After a media interview blitz on Monday, Nunberg later said he would "cooperate" with all aspects of the subpoena.
Stone said Tuesday that Nunberg was not "speaking at my behest or my direction," arguing that the former campaign aide "marches to his own drummer."
    "I would certainly have not advised him to ignore or refuse a document-production subpoena," Stone said in an interview with MSNBC. "I was pleased to read today that he's changed his mind about that."
    Stone and Nunberg had worked on Trump's campaign in its early stages, and both left the campaign in August 2015.
    "I didn't ask Sam Nunberg to protect me. I don't think I require any protection," Stone said Tuesday. "But look, I'm one of the President's oldest friends and I remain a staunch supporter. It's not surprising that the special counsel may want to see emails and memos that I wrote to the campaign and about politics."
    Stone said he has not received a subpoena or a request to be interviewed by the special counsel.
    During the 2016 campaign, Stone appeared to predict that WikiLeaks would soon release damaging information about Hillary Clinton, including stating that it would be Clinton campaign chairman John Podesta's "time in the barrel" ahead of the WikiLeaks' release of Podesta's emails.
    The US intelligence community determined in January 2017 that Russian intelligence provided the hacked emails to WikiLeaks, which Assange denies.
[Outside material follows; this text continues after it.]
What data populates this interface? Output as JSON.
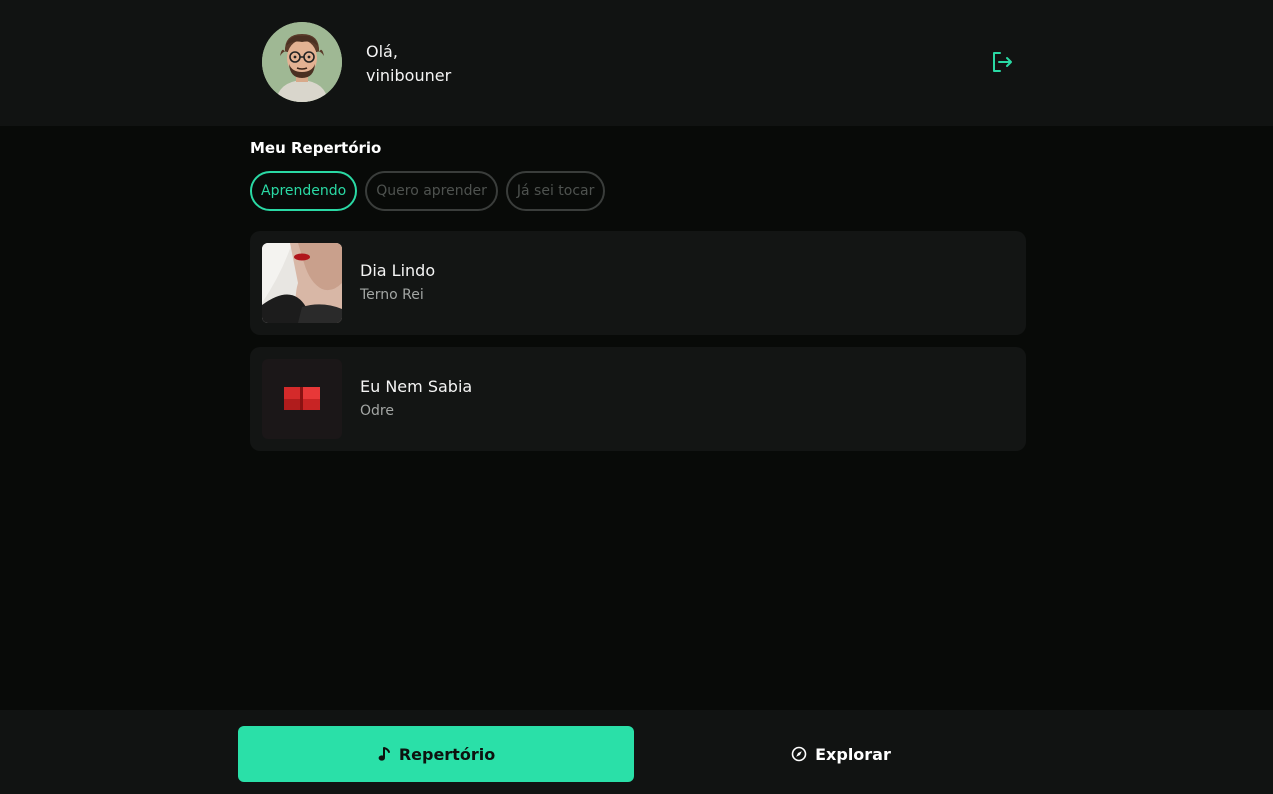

    As he has before, Stone denied Tuesday any collusion with Russia and said he "never had any advance knowledge of the content, the source, or the exact timing of the WikiLeaks disclosures," nor discussed the hacked emails with Trump. He also said he never talked about Clinton's emails with Trump.